▸ What to do:
When the string "Policy" occurs in a line of the records, show that line.

▸ Information shown:
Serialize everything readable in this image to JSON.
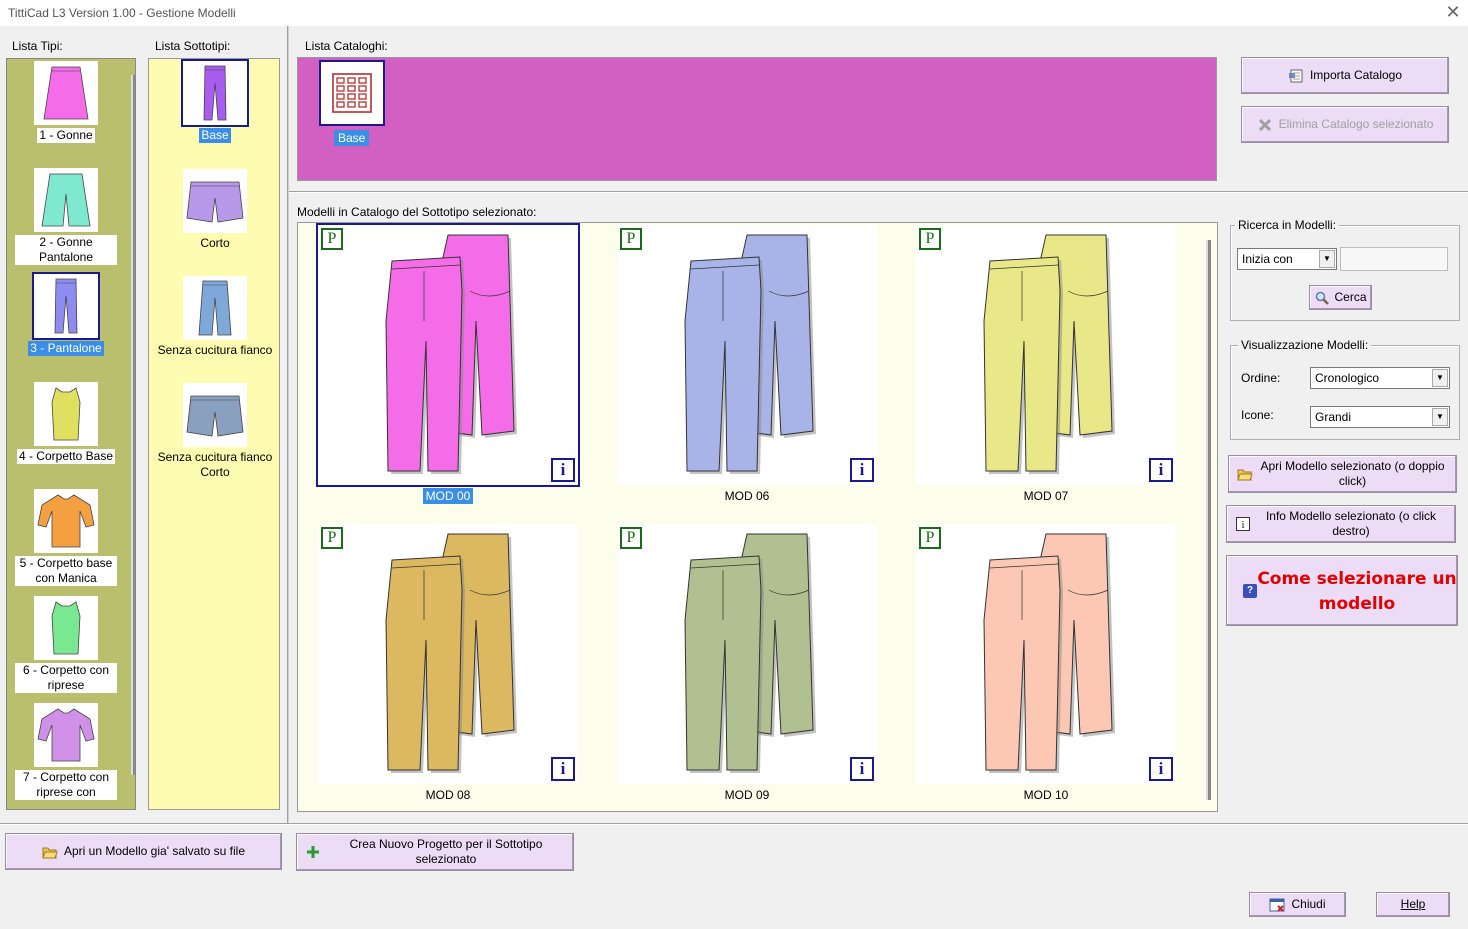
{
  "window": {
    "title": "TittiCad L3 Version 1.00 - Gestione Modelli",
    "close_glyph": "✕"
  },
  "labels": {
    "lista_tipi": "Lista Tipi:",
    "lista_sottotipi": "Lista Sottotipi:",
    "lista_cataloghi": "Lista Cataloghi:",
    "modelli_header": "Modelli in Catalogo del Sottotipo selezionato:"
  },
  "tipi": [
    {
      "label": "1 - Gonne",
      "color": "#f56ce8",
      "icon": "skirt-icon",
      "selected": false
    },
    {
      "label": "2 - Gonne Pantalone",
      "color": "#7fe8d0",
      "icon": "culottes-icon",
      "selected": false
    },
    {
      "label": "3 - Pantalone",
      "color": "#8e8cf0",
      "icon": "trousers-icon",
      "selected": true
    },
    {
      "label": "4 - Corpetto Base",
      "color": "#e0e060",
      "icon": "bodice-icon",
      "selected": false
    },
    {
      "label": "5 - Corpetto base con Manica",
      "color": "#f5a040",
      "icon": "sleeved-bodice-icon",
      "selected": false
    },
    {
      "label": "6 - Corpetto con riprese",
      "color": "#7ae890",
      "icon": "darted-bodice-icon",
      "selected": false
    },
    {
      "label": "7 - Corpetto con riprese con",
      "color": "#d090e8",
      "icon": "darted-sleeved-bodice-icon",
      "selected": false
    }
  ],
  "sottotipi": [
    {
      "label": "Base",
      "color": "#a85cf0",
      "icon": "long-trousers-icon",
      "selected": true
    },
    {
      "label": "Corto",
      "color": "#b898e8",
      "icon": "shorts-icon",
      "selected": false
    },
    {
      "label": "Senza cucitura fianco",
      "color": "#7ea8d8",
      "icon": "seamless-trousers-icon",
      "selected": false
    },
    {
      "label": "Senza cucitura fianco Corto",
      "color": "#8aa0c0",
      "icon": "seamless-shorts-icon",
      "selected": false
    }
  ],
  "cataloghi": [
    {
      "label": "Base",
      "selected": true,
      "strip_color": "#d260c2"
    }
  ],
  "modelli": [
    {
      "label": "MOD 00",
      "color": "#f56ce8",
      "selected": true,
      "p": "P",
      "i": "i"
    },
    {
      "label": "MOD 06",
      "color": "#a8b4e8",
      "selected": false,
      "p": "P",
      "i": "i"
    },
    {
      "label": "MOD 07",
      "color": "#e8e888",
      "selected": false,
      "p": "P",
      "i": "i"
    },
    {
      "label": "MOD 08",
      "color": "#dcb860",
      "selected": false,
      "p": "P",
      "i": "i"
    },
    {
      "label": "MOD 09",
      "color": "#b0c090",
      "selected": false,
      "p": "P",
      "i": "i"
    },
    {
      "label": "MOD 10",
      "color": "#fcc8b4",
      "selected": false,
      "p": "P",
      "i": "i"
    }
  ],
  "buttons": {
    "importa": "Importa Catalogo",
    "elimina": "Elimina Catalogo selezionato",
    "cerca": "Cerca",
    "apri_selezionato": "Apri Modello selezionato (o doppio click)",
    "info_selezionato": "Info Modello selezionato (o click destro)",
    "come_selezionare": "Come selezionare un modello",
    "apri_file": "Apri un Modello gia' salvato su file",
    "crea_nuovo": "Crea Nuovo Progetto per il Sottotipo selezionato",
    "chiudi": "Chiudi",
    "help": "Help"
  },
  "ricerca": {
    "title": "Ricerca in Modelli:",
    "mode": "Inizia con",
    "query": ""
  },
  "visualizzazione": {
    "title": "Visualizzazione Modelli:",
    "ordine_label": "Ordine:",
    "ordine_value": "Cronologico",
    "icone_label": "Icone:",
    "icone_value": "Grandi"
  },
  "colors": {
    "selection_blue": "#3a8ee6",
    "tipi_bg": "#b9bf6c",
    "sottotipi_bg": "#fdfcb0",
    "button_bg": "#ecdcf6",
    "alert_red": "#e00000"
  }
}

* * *

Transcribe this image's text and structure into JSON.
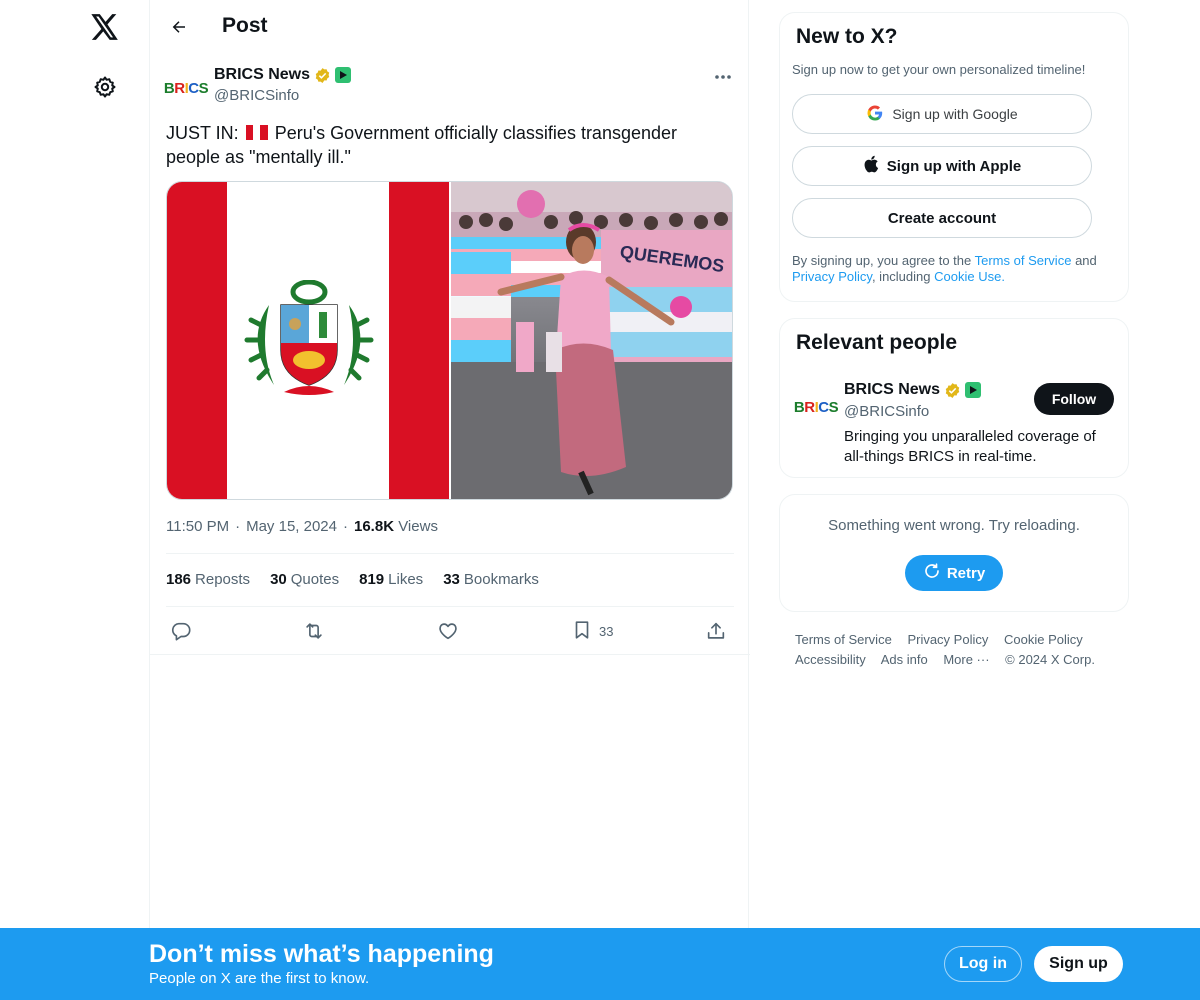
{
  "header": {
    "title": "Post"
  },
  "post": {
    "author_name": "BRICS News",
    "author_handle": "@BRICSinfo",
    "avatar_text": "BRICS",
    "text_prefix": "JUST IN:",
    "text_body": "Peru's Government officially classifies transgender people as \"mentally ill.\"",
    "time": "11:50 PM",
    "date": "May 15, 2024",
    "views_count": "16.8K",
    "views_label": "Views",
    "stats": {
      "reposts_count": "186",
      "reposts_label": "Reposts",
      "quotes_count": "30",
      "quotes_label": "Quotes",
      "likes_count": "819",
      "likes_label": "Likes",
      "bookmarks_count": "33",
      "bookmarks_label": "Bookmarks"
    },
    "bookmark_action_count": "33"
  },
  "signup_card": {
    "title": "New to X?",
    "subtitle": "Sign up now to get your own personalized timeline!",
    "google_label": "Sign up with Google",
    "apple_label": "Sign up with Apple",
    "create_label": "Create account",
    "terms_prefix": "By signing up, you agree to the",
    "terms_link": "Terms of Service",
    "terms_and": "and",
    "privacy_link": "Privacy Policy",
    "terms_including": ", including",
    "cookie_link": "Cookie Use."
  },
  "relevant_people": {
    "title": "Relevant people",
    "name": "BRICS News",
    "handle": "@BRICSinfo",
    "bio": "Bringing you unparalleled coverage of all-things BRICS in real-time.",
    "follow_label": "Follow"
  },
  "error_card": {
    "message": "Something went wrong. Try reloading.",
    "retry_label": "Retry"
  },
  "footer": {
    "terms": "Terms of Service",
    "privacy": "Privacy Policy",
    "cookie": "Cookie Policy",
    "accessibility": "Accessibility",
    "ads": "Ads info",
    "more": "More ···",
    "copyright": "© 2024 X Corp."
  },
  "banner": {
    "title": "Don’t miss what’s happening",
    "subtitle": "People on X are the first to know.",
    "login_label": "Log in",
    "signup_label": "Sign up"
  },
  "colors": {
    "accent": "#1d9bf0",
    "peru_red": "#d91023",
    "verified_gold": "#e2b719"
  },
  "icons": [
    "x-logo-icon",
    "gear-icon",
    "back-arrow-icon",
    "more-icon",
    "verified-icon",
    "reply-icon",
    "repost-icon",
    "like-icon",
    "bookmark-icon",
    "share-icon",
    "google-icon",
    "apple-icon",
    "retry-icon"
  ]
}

▸ Written answer:
    "privacy_link": "Privacy Policy",
    "privacy": "Privacy Policy",
    "cookie": "Cookie Policy",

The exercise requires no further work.